● Work instruction:
The whole listing should be written out again exactly.

● Information shown:
━━━━━━━━━━━━━━━━━━━━━━━━━━━━━━
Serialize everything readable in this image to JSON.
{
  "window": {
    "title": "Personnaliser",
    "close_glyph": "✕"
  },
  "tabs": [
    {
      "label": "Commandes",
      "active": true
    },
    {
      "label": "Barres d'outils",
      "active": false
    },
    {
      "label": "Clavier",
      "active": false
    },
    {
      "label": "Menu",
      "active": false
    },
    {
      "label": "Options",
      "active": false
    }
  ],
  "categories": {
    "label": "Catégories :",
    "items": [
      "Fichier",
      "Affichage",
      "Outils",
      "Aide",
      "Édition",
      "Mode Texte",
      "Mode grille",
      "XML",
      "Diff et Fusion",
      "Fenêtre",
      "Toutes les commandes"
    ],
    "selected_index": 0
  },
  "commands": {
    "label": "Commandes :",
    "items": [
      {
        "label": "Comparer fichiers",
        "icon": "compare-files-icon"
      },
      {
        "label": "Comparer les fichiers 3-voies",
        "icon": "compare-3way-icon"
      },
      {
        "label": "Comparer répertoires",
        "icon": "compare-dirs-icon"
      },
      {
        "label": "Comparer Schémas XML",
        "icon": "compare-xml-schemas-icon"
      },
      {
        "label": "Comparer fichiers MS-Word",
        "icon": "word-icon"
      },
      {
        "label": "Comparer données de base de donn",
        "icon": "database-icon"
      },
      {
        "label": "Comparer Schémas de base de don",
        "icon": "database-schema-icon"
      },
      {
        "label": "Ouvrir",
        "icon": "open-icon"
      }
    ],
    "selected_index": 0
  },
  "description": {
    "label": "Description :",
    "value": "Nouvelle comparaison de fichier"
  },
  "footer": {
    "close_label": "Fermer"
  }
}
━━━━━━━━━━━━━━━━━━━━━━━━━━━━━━
● Exercise result:
Serialize everything readable in this image to JSON.
{
  "window": {
    "title": "Personnaliser",
    "close_glyph": "✕"
  },
  "tabs": [
    {
      "label": "Commandes",
      "active": true
    },
    {
      "label": "Barres d'outils",
      "active": false
    },
    {
      "label": "Clavier",
      "active": false
    },
    {
      "label": "Menu",
      "active": false
    },
    {
      "label": "Options",
      "active": false
    }
  ],
  "categories": {
    "label": "Catégories :",
    "items": [
      "Fichier",
      "Affichage",
      "Outils",
      "Aide",
      "Édition",
      "Mode Texte",
      "Mode grille",
      "XML",
      "Diff et Fusion",
      "Fenêtre",
      "Toutes les commandes"
    ],
    "selected_index": 0
  },
  "commands": {
    "label": "Commandes :",
    "items": [
      {
        "label": "Comparer fichiers",
        "icon": "compare-files-icon"
      },
      {
        "label": "Comparer les fichiers 3-voies",
        "icon": "compare-3way-icon"
      },
      {
        "label": "Comparer répertoires",
        "icon": "compare-dirs-icon"
      },
      {
        "label": "Comparer Schémas XML",
        "icon": "compare-xml-schemas-icon"
      },
      {
        "label": "Comparer fichiers MS-Word",
        "icon": "word-icon"
      },
      {
        "label": "Comparer données de base de donn",
        "icon": "database-icon"
      },
      {
        "label": "Comparer Schémas de base de don",
        "icon": "database-schema-icon"
      },
      {
        "label": "Ouvrir",
        "icon": "open-icon"
      }
    ],
    "selected_index": 0
  },
  "description": {
    "label": "Description :",
    "value": "Nouvelle comparaison de fichier"
  },
  "footer": {
    "close_label": "Fermer"
  }
}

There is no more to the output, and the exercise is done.